Member Spotlight

Sina Haeri, MD

Park City, Utah

Institution: Ouma Health

Title: CEO

Medical School: St. Matthew's University

Residency: Georgetown University & Washington Hospital Center

Fellowship Training Institution: UNC Chapel Hill (MFM), UCLA (Pathology)

Personal and Family Background:

What was your first job and how did it prepare you for your current position? 

My first job was as a faculty member at Texas Children's Hospital & Baylor College of Medicine. As a referral center, the bulk of my day was spent managing complex maternal & fetal cases, which was a great clinical learning experience in itself, but also gave me a chance to really understand the value of customer service and relationship building, which has helped me with building practices since. Lombardi's statement holds true for us as subspecialists as well: “It takes months to find a customer and seconds to lose one.”

How has your cultural background shaped you as an MFM? 

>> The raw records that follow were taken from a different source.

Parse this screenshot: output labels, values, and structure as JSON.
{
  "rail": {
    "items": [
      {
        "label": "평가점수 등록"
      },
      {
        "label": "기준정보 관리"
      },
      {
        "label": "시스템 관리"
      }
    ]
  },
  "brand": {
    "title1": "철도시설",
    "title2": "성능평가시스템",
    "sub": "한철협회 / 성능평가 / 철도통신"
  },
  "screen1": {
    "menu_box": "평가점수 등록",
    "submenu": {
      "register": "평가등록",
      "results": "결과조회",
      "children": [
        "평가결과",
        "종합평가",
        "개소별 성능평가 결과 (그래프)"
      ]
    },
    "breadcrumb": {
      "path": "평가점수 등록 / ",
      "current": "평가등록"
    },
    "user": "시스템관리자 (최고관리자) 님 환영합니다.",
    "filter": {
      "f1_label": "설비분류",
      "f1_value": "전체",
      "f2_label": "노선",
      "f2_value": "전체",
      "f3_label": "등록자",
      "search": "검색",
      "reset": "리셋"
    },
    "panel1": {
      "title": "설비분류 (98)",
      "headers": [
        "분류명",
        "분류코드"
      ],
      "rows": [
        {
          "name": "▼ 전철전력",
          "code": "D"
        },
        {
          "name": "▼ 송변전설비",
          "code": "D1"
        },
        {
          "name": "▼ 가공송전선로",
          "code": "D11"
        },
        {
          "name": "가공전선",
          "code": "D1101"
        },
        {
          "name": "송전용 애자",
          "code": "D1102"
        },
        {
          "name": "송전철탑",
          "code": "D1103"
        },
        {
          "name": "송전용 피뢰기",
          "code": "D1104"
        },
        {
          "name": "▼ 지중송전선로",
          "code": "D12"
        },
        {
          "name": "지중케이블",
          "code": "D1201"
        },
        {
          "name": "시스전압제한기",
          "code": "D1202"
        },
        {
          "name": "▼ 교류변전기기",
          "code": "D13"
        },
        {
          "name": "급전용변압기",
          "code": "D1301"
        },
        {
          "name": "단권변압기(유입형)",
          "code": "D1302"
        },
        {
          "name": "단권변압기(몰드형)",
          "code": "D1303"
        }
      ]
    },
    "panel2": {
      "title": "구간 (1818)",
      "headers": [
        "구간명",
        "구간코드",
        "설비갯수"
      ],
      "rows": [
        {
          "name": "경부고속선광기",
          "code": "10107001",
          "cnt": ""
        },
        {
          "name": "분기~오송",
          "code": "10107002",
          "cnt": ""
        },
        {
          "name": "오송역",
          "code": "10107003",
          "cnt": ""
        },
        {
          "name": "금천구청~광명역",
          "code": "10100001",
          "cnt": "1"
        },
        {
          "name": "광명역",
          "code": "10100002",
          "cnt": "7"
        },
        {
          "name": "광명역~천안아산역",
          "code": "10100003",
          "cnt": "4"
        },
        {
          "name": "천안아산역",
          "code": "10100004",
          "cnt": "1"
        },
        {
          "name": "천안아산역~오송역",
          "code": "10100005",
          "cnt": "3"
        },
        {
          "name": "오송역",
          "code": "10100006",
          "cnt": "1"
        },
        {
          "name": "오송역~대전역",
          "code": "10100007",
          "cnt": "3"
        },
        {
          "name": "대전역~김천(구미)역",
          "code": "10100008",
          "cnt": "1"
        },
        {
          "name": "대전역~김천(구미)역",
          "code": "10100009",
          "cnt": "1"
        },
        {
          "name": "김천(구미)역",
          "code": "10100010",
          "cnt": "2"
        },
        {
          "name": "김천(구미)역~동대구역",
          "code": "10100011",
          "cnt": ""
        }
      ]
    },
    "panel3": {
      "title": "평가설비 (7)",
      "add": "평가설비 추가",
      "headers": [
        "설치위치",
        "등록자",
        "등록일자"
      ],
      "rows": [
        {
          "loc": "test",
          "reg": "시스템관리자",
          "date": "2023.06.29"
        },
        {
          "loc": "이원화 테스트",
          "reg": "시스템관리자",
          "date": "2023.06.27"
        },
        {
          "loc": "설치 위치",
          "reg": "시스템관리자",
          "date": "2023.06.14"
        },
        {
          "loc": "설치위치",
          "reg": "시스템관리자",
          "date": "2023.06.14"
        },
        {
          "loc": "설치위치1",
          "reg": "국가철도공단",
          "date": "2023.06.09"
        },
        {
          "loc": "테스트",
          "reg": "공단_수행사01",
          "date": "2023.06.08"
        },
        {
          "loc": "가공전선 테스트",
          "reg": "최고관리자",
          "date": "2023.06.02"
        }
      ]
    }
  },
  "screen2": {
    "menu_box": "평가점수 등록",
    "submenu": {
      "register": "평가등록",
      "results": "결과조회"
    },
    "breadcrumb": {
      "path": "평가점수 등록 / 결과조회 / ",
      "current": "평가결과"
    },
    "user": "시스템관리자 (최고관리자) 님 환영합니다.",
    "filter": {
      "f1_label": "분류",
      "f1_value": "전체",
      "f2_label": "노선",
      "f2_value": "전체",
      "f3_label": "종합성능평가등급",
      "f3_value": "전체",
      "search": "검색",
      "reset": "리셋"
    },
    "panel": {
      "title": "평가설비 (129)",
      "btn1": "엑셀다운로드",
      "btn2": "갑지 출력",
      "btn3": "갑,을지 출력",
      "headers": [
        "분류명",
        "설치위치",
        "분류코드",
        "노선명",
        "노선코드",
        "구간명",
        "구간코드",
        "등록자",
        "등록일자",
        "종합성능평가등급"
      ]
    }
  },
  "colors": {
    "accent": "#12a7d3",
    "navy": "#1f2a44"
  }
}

We lived in America as undocumented immigrants for almost a decade before being sponsored for a green card, and benefited from a variety of support programs including free meals in school, white Christmas by the local church, and our local FQHC. Every interaction, every kindness is imprinted in my head and in many ways has shaped my bedside mannerisms and patient interactions as I know just simple kindness goes a long long way.

Medical Training:

Was there a mentor(s) inspired you? 

Dr. Menachem Miodovnik: he was my chairman in residency, pushed me to pursue MFM, and has remained as a mentor and advocate throughout the years.

How did the diversity (or lack of diversity) in your medical educators shape your training?

It isn't the diversity in my educators that has helped me in but also the diversity of my partners and staff. Residency training in the heart of DC to fellowship in the Carolinas to first job in the heart of Texas each presented differing patient settings with their own unique characteristics. The diversity in my faculty, partners, and staff proved invaluable by allowing me to understand some of their lived experience, which often reflected the local population we were caring for- items that you can't find in books or online... you have to hear it from them firsthand.

MFM Practice:

Tell us about one of your most memorable patient encounters. 

This is an easy one! A 38-year-old woman who presented for preconception counseling from her REI provider for AMA and ulcerative colitis. For some reason no one has asked or known about the scar she had on her chest, which was accompanied by the unforgettable "clicking" sound when I listened to her heart, and somehow no one was aware of her mechanical heart valve...I still wonder what if.

Tell us about an MFM colleague who has been an important part of your MFM career.

 I've been fortunate to have some amazing mentors and colleagues, and have several close friends on speed-dial for "phone a friend" or text about [fill in the blank] that help preserve my sanity every day! They've had the biggest impact as they help me keep going no matter how good or bad the day is, no matter what the frustration, and no matter how burned out you may feel.

What role has SMFM played in your career? 

It's easy for us to become insulated in our corner of the world after training, but SMFM allows you to leave that bubble and interact with your peers, and watch the next generation blossom into leaders. From an education standpoint the consult series has proved invaluable, as has the annual meeting to showcase what practice changing evidence is on the horizon.

In your spare time:

What are some of your hobbies or passions outside of MFM? 

Coffee with my wife, and just hanging out with the family. My favorite hobby is just being with them.

SMFM Mad Libs:

I’m excited to wake up every day and practice Maternal Fetal Medicine because…it never ceases to challenge you, humble you, and run you through the range of emotions.

If I could solve one problem in MFM it would be…preeclampsia

The best day I ever had as an MFM was…the day I passed my oral MFM boards.

The hardest day I ever had as an MFM was…Christmas Eve 1998, when three patients in clinic came in for anatomic surveys and got diagnoses of severe fetal congenital anomalies. I still think about how they went from coming in for a happy moment in their pregnancy and left in absolute shock and tears.

I might be the only MFM who….has done a thoracotomy, splenectomy, liver repair, and vena cava injury repair on a pig....and it lived. :)

My MFM colleagues would be shocked to know...I almost went the path of graphic design at Otis, until my mom yelled at me and redirected to pre-med.